It may take a while to locate but I find 'em. It's worth searching a month or two for a car you'll keep until the 10/100k mark when the powertrain warranty expires. I use the internet. It would be good to befriend a car salesman too.So now I'm thinking of trading my car in. The dealer I bought it from is giving me 2.5K above market value for my car if I buy a car from them. I stopped by. I talked to the mangers, the sales people etc. They know what I'm looking for and how much I'm willing to pay. They know I have the cash. I'm just waiting for the right opportunity. They do come along more frequently than you would think.EDIT: Also search the internet within 250 miles of your location. They will have the VIN# and a free carfax report. Rentals are clearly marked on carfax.

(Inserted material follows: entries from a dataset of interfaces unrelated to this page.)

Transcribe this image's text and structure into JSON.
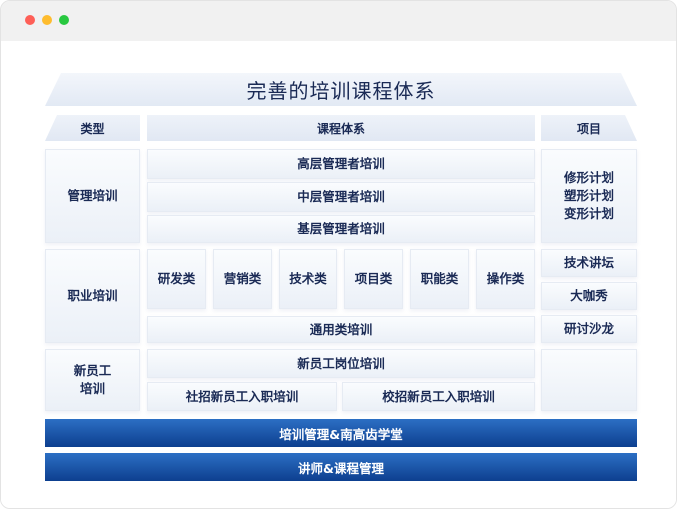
{
  "title": "完善的培训课程体系",
  "headers": {
    "type": "类型",
    "system": "课程体系",
    "project": "项目"
  },
  "types": {
    "management": "管理培训",
    "professional": "职业培训",
    "newcomer_line1": "新员工",
    "newcomer_line2": "培训"
  },
  "management_courses": [
    "高层管理者培训",
    "中层管理者培训",
    "基层管理者培训"
  ],
  "management_projects": [
    "修形计划",
    "塑形计划",
    "变形计划"
  ],
  "professional_courses": [
    "研发类",
    "营销类",
    "技术类",
    "项目类",
    "职能类",
    "操作类"
  ],
  "general_course": "通用类培训",
  "professional_projects": [
    "技术讲坛",
    "大咖秀",
    "研讨沙龙"
  ],
  "newcomer_course": "新员工岗位培训",
  "newcomer_split": [
    "社招新员工入职培训",
    "校招新员工入职培训"
  ],
  "bars": [
    "培训管理&南高齿学堂",
    "讲师&课程管理"
  ]
}
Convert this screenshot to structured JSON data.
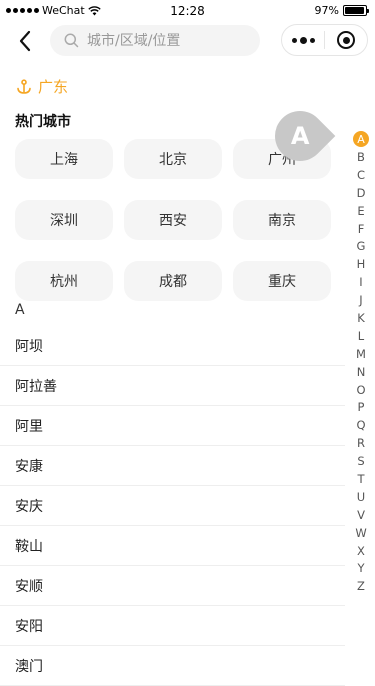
{
  "status_bar": {
    "carrier": "WeChat",
    "time": "12:28",
    "battery": "97%",
    "battery_level": 0.97
  },
  "nav": {
    "search_placeholder": "城市/区域/位置"
  },
  "location": {
    "current": "广东",
    "accent_color": "#f5a623"
  },
  "hot_cities": {
    "title": "热门城市",
    "items": [
      "上海",
      "北京",
      "广州",
      "深圳",
      "西安",
      "南京",
      "杭州",
      "成都",
      "重庆"
    ]
  },
  "current_section": {
    "letter": "A",
    "cities": [
      "阿坝",
      "阿拉善",
      "阿里",
      "安康",
      "安庆",
      "鞍山",
      "安顺",
      "安阳",
      "澳门"
    ]
  },
  "index_bar": {
    "letters": [
      "A",
      "B",
      "C",
      "D",
      "E",
      "F",
      "G",
      "H",
      "I",
      "J",
      "K",
      "L",
      "M",
      "N",
      "O",
      "P",
      "Q",
      "R",
      "S",
      "T",
      "U",
      "V",
      "W",
      "X",
      "Y",
      "Z"
    ],
    "active": "A"
  },
  "index_bubble": {
    "letter": "A"
  }
}
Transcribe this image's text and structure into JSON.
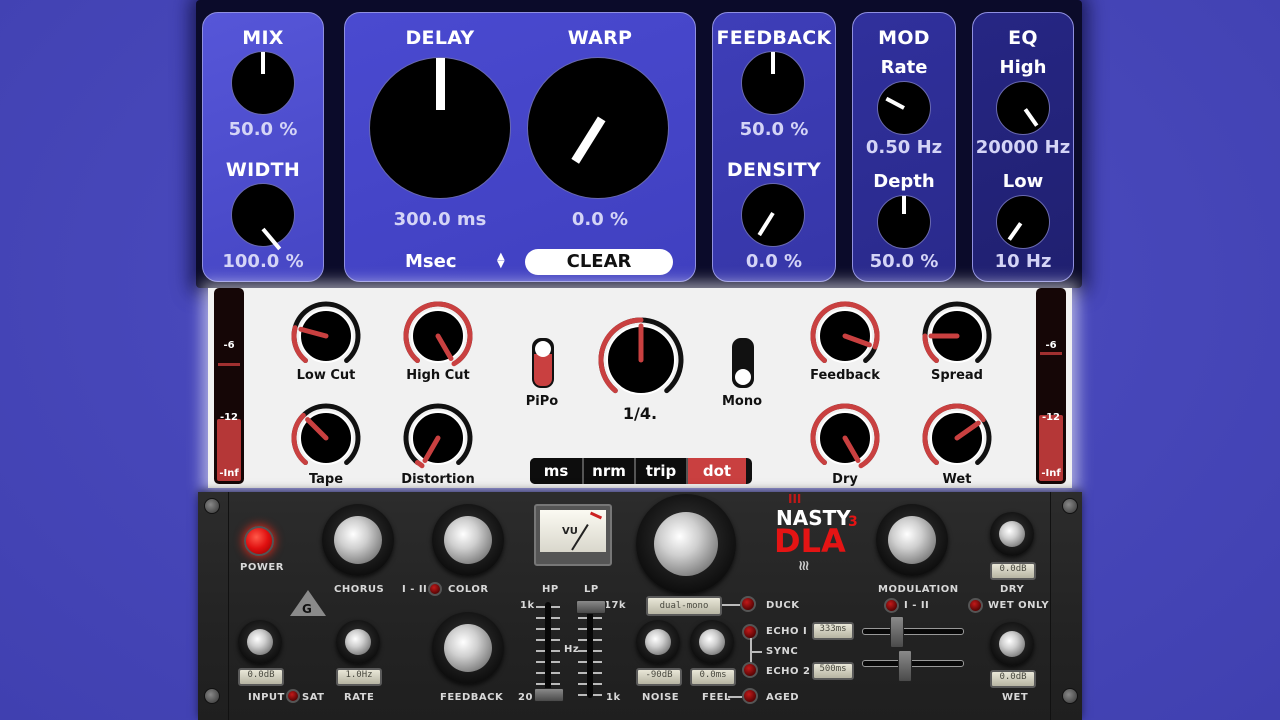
{
  "top_plugin": {
    "mix": {
      "title": "MIX",
      "value": "50.0 %"
    },
    "width": {
      "title": "WIDTH",
      "value": "100.0 %"
    },
    "delay": {
      "title": "DELAY",
      "value": "300.0 ms"
    },
    "warp": {
      "title": "WARP",
      "value": "0.0 %"
    },
    "time_mode": {
      "selected": "Msec"
    },
    "clear_label": "CLEAR",
    "feedback": {
      "title": "FEEDBACK",
      "value": "50.0 %"
    },
    "density": {
      "title": "DENSITY",
      "value": "0.0 %"
    },
    "mod": {
      "title": "MOD",
      "rate_label": "Rate",
      "rate_value": "0.50 Hz",
      "depth_label": "Depth",
      "depth_value": "50.0 %"
    },
    "eq": {
      "title": "EQ",
      "high_label": "High",
      "high_value": "20000 Hz",
      "low_label": "Low",
      "low_value": "10 Hz"
    }
  },
  "mid_plugin": {
    "meter_left": {
      "mark_top": "-6",
      "mark_mid": "-12",
      "mark_bottom": "-Inf"
    },
    "meter_right": {
      "mark_top": "-6",
      "mark_mid": "-12",
      "mark_bottom": "-Inf"
    },
    "knobs": {
      "low_cut": "Low Cut",
      "high_cut": "High Cut",
      "tape": "Tape",
      "distortion": "Distortion",
      "feedback": "Feedback",
      "spread": "Spread",
      "dry": "Dry",
      "wet": "Wet"
    },
    "pipo_label": "PiPo",
    "mono_label": "Mono",
    "time_value": "1/4.",
    "modes": [
      "ms",
      "nrm",
      "trip",
      "dot"
    ],
    "active_mode": "dot"
  },
  "hardware": {
    "power_label": "POWER",
    "chorus_label": "CHORUS",
    "color_label": "COLOR",
    "i_ii_label": "I - II",
    "input_label": "INPUT",
    "input_value": "0.0dB",
    "sat_label": "SAT",
    "rate_label": "RATE",
    "rate_value": "1.0Hz",
    "feedback_label": "FEEDBACK",
    "vu_label": "VU",
    "hp_label": "HP",
    "lp_label": "LP",
    "hz_label": "Hz",
    "hp_top": "1k",
    "hp_bottom": "20",
    "lp_top": "17k",
    "lp_bottom": "1k",
    "mode_display": "dual-mono",
    "duck_label": "DUCK",
    "noise_label": "NOISE",
    "noise_value": "-90dB",
    "feel_label": "FEEL",
    "feel_value": "0.0ms",
    "echo1_label": "ECHO I",
    "echo2_label": "ECHO 2",
    "sync_label": "SYNC",
    "aged_label": "AGED",
    "echo1_time": "333ms",
    "echo2_time": "500ms",
    "brand_top": "NASTY",
    "brand_main": "DLA",
    "brand_sup": "3",
    "modulation_label": "MODULATION",
    "mod_i_ii_label": "I - II",
    "dry_label": "DRY",
    "dry_value": "0.0dB",
    "wet_only_label": "WET ONLY",
    "wet_label": "WET",
    "wet_value": "0.0dB",
    "logo_letter": "G"
  },
  "colors": {
    "background": "#4848bc",
    "accent_red": "#c94040",
    "panel_blue": "#4a4ad0"
  }
}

In reply to by BullyBearish

edotabin Seasmoke Mon, 08/14/2017 - 00:58 Permalink

Yes. Leases usually have a 2 year minimum but cars are returned early all the time. You just have to be friends with people in the biz and they will hook you up. The great deals aren't going to fall in your lap.I usually look at Hyundai because they are fantastic cars, they take a big depreciation hit and have a fantastic warranty. I'd put the Genesis up against much more expensive cars anytime.No bluff to call. I just call 'em that in my mind. You just gotta work at it a bit. They are out there.

In reply to by Seasmoke

jin187 edotabin Sun, 08/13/2017 - 15:23 Permalink

Amen to that. Got my last car the same way. A year-old hail damage trade-in with a single owner, and not a blemish inside, loaded with bluetooth and other goodies, and for the same price as a rental trade-in. I've had it for 3 years now, and haven't had to do anything but scheduled maintenance. In comparison, the car I had before was a rental. Probably had a dozen instances of either recall work, or electrical and fuel failures. It died at exactly 100,003 miles. Even if it had died at 99,999, it wouldn't have mattered anyway. Government Motors canceled my warranty a year after I bought it, when they became "New GM". Apparently "New GM" owns all the same properties, patents, and trademarks of GM, but conveniently isn't responsible for any of their obligations.

In reply to by edotabin